Yet, a pall dimmed Vienna’s remarkableness. Certainly the persistence of COVID, the nettlesome resurgence of Nationalism, and the political divisiveness threatening the rule of law not only in the United States, but in Brazil, Colombia, Indonesia, Kenya, and Turkey are most concerning. However, it was the war in Ukraine that cast the darkest shadow. Knowing that Ukraine’s border was only 650 miles from Vienna—about the same distance between Atlanta and Washington D.C.—made the hostilities much more concrete than the “war news” that we read in our daily feeds. But, it was the ICCC’s keynote presentation by Ukrainian IADC member Maria Orlyk, who evacuated from Kyiv to Vienna in February 2022, that made the war palpable and much more real than was comfortable. While Maria’s war story was surreal and frightening, it was an even greater reflection of her spirit and the spirit of Ukraine—courage, resilience, hope.

Maria relayed how she was awakened in the middle of night by calls from family and friends that told her that the war had begun and she needed to leave Kyiv. But, like any of us, Maria thought the possibility of bombs falling on her home was inconceivable. Maria did not pack her possessions, hoping that she would soon return. After getting her mother, Maria left Ukraine taking to the roads and headed west to safety. After several days, Maria and her mother arrived in Vienna, and found refuge with IADC friends, who provided her and her mother an apartment in the heart of Vienna, where they both remain today. Maria works from Vienna these days, but recently returned to Kyiv for a brief visit. The devastation that Maria witnessed when first returning to Kyiv was heartbreaking, with so many buildings reduced to rubble or having suffered such substantial damage, they were no longer inhabitable. When discussing the loss and destruction, Maria was emotional. She does not seek sympathy, rather Maria asks only for continued support for Ukraine. When I asked Maria how she was doing, she responded, “I am strong! Ukraine is strong!”

While my brief retelling of Maria’s experience fails to capture the magnitude and the true emotion of her story, my hope is that it brings home why the rule of law must be observed, promoted, and protected. Franciscus Cornelis Gerardus Maria Timmermans, a Dutch diplomat and First Vice President of the European Commission, maintains that “Respect for the rule of law is not optional; it's fundamental.” The rule of law promises that all persons and institutions, regardless of their economic or perceived community standing, shall be bound equally, impartially, and objectively by the law. The rule of law finds its origins at the beginning of societal organization and political systems among the ancient Greeks.
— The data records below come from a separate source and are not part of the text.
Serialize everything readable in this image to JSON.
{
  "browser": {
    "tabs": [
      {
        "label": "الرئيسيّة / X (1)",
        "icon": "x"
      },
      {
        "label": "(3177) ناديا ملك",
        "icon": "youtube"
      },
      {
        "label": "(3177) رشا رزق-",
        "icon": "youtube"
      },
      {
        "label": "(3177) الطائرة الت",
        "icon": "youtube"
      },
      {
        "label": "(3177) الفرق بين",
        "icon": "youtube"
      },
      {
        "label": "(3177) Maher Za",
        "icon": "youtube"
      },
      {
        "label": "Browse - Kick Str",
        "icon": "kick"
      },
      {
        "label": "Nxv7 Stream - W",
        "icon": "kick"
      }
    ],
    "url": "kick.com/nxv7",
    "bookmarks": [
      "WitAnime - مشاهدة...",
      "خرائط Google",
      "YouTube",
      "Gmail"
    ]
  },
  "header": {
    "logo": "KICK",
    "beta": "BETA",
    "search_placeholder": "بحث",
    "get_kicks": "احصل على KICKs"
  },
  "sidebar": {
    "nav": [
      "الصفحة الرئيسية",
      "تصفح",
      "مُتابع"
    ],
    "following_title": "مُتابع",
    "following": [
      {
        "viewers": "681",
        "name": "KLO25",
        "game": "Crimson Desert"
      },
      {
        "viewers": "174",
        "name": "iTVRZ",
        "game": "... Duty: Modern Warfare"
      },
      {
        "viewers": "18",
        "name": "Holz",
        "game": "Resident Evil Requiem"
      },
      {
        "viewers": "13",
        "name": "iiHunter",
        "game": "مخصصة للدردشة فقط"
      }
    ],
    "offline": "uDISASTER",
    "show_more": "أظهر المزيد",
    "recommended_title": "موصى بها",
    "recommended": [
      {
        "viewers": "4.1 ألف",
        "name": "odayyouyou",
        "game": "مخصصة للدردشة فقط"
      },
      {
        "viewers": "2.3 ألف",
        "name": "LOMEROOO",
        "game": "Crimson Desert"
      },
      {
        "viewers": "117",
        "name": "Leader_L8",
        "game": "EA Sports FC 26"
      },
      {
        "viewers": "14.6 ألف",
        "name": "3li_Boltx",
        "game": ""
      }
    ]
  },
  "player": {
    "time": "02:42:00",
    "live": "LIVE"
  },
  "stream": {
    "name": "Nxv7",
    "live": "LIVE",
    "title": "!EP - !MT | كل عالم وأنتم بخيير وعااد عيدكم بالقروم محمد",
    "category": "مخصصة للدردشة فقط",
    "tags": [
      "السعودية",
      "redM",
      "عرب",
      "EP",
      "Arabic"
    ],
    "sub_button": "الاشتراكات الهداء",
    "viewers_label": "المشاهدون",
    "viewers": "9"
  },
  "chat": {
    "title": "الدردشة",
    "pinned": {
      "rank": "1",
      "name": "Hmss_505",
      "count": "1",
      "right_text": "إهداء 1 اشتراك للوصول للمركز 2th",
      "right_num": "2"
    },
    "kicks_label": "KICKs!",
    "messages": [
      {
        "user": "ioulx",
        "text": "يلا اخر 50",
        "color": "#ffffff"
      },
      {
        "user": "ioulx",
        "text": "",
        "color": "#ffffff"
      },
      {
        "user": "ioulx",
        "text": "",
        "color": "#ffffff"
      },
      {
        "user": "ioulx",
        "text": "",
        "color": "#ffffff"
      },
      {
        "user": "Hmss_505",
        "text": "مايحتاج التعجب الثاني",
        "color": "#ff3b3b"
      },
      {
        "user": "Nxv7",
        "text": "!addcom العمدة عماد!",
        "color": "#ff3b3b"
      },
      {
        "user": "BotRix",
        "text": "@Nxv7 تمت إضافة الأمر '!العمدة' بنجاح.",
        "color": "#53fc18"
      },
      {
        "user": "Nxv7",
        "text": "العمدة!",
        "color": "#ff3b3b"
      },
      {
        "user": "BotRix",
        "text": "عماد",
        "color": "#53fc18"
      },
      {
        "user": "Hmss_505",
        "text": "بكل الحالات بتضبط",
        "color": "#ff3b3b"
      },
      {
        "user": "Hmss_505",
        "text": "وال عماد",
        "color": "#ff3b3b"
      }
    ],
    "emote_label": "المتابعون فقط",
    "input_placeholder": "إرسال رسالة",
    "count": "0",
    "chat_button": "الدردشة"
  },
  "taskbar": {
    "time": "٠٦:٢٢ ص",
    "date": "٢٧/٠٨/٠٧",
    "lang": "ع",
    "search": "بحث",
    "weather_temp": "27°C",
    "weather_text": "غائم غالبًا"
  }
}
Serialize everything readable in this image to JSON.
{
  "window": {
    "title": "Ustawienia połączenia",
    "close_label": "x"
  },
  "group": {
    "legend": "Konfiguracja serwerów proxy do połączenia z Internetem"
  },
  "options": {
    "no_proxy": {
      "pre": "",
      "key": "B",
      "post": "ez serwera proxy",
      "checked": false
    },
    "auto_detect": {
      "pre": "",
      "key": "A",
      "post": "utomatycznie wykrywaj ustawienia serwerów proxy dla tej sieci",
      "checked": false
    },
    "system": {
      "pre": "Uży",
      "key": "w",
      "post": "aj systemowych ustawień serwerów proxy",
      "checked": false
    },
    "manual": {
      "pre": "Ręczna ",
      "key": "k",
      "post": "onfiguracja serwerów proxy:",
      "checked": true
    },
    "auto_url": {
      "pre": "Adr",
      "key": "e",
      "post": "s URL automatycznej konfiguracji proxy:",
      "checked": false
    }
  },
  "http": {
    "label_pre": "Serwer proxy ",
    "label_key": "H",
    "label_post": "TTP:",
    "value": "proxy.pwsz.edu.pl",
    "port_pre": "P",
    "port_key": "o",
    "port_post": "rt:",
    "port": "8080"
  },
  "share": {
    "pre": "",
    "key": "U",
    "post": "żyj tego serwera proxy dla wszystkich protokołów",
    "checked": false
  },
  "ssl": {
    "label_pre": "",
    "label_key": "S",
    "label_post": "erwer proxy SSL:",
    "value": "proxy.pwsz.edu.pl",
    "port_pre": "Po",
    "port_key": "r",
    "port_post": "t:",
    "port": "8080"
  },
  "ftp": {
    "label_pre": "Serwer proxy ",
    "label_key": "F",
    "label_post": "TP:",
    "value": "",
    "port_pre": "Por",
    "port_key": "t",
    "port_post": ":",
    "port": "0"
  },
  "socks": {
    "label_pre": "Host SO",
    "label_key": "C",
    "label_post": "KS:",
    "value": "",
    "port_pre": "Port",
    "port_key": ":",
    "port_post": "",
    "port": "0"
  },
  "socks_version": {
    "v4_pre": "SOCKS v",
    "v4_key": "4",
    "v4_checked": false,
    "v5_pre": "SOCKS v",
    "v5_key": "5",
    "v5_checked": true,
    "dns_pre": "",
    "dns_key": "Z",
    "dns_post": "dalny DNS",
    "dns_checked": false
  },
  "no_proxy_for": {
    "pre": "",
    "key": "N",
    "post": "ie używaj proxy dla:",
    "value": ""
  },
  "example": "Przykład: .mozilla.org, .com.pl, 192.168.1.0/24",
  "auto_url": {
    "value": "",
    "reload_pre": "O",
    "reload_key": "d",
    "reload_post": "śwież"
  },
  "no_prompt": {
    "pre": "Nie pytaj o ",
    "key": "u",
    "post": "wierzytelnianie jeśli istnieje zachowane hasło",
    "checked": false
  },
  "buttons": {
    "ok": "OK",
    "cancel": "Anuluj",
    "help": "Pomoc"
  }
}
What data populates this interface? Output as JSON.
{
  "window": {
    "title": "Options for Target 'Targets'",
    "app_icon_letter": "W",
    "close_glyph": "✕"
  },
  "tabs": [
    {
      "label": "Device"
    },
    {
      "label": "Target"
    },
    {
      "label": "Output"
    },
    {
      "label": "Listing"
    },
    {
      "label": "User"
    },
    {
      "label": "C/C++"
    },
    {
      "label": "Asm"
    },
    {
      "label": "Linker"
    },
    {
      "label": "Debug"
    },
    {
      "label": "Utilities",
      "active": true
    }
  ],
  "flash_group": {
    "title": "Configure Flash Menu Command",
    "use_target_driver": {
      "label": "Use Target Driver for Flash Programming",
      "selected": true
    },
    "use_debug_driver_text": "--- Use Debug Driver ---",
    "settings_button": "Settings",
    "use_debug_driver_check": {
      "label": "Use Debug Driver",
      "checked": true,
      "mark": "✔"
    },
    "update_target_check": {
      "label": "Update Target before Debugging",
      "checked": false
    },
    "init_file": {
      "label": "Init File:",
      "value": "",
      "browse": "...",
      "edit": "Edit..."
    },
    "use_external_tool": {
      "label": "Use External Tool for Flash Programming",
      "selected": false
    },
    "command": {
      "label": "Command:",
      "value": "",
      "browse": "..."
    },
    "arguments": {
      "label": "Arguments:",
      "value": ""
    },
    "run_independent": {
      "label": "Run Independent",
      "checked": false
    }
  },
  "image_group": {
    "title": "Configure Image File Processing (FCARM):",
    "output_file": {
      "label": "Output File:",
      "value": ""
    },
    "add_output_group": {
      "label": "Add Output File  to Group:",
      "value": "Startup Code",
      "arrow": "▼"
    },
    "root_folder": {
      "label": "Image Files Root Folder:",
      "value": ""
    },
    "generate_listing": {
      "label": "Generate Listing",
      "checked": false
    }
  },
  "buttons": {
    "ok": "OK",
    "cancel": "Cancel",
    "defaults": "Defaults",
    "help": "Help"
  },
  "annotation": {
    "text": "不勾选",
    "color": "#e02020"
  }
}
I offer that the rule of law is among “the sacred rights of [human]kind” that Alexander Hamilton proclaimed “are written, as with a sunbeam, in the whole volume of human nature, by the hand of the divinity itself; and can never be erased or obscured by mortal power.” 

Russia’s President Vladimir Putin, through his refusal to recognize the sovereign boundaries of Ukraine and the decision to invade Ukraine on pretextual grounds, disregards and disrespects the rule of law. Perhaps more ominous is the most recent threat that Russia might use tactical nuclear weapons or even a “dirty bomb” in Ukraine. There can be no justification to deploy a nuclear weapon in this war given the potential nuclear fallout affecting future generations and the expected escalation of the war in retaliation. Mr. Putin is moving dangerously close to an event horizon from which we cannot return. As lawyers, we play an essential role in supporting and maintaining the rule of law. Each of us must advocate for and advance the rule of law to assure that tyrants and despots, wherever they may lurk, are neither emboldened nor deluded that they might succeed in erasing or obscuring this fundamental, sacred right.